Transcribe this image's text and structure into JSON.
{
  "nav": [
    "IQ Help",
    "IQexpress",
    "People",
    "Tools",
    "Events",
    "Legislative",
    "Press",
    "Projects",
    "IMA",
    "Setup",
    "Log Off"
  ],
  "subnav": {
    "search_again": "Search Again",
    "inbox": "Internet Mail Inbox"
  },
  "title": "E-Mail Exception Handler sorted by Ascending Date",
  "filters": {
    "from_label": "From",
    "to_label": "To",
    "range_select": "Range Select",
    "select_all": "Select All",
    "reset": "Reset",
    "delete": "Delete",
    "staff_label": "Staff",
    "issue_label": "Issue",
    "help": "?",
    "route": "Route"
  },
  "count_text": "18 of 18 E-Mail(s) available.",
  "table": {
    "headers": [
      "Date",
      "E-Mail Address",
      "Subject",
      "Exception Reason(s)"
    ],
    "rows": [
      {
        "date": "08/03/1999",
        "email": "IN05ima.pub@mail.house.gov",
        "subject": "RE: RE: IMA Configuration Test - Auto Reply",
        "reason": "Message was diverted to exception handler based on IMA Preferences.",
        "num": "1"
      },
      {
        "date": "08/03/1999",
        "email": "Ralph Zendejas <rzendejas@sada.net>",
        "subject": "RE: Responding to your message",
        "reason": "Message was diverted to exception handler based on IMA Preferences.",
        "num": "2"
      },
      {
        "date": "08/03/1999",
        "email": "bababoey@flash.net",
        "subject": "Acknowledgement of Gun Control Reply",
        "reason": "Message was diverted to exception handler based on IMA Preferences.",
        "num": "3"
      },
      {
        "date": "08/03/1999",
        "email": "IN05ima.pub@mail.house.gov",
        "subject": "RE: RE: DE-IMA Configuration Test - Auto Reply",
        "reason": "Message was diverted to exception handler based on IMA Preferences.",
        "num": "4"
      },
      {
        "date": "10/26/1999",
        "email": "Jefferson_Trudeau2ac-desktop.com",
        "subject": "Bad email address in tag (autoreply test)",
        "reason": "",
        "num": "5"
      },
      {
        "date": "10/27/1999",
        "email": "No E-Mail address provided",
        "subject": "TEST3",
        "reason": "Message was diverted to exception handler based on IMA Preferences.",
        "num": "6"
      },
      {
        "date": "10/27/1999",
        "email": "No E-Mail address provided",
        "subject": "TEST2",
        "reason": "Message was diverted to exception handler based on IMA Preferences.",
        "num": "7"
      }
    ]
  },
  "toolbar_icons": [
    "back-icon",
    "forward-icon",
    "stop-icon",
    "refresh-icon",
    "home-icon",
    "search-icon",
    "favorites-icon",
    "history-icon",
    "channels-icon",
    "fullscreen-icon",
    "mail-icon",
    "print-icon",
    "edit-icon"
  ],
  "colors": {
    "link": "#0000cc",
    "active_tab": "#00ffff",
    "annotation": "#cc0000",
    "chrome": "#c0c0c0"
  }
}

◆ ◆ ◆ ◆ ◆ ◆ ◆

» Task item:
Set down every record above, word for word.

» Answer box:
Transcribe this image's text and structure into JSON.
{
  "nav": [
    "IQ Help",
    "IQexpress",
    "People",
    "Tools",
    "Events",
    "Legislative",
    "Press",
    "Projects",
    "IMA",
    "Setup",
    "Log Off"
  ],
  "subnav": {
    "search_again": "Search Again",
    "inbox": "Internet Mail Inbox"
  },
  "title": "E-Mail Exception Handler sorted by Ascending Date",
  "filters": {
    "from_label": "From",
    "to_label": "To",
    "range_select": "Range Select",
    "select_all": "Select All",
    "reset": "Reset",
    "delete": "Delete",
    "staff_label": "Staff",
    "issue_label": "Issue",
    "help": "?",
    "route": "Route"
  },
  "count_text": "18 of 18 E-Mail(s) available.",
  "table": {
    "headers": [
      "Date",
      "E-Mail Address",
      "Subject",
      "Exception Reason(s)"
    ],
    "rows": [
      {
        "date": "08/03/1999",
        "email": "IN05ima.pub@mail.house.gov",
        "subject": "RE: RE: IMA Configuration Test - Auto Reply",
        "reason": "Message was diverted to exception handler based on IMA Preferences.",
        "num": "1"
      },
      {
        "date": "08/03/1999",
        "email": "Ralph Zendejas <rzendejas@sada.net>",
        "subject": "RE: Responding to your message",
        "reason": "Message was diverted to exception handler based on IMA Preferences.",
        "num": "2"
      },
      {
        "date": "08/03/1999",
        "email": "bababoey@flash.net",
        "subject": "Acknowledgement of Gun Control Reply",
        "reason": "Message was diverted to exception handler based on IMA Preferences.",
        "num": "3"
      },
      {
        "date": "08/03/1999",
        "email": "IN05ima.pub@mail.house.gov",
        "subject": "RE: RE: DE-IMA Configuration Test - Auto Reply",
        "reason": "Message was diverted to exception handler based on IMA Preferences.",
        "num": "4"
      },
      {
        "date": "10/26/1999",
        "email": "Jefferson_Trudeau2ac-desktop.com",
        "subject": "Bad email address in tag (autoreply test)",
        "reason": "",
        "num": "5"
      },
      {
        "date": "10/27/1999",
        "email": "No E-Mail address provided",
        "subject": "TEST3",
        "reason": "Message was diverted to exception handler based on IMA Preferences.",
        "num": "6"
      },
      {
        "date": "10/27/1999",
        "email": "No E-Mail address provided",
        "subject": "TEST2",
        "reason": "Message was diverted to exception handler based on IMA Preferences.",
        "num": "7"
      }
    ]
  },
  "toolbar_icons": [
    "back-icon",
    "forward-icon",
    "stop-icon",
    "refresh-icon",
    "home-icon",
    "search-icon",
    "favorites-icon",
    "history-icon",
    "channels-icon",
    "fullscreen-icon",
    "mail-icon",
    "print-icon",
    "edit-icon"
  ],
  "colors": {
    "link": "#0000cc",
    "active_tab": "#00ffff",
    "annotation": "#cc0000",
    "chrome": "#c0c0c0"
  }
}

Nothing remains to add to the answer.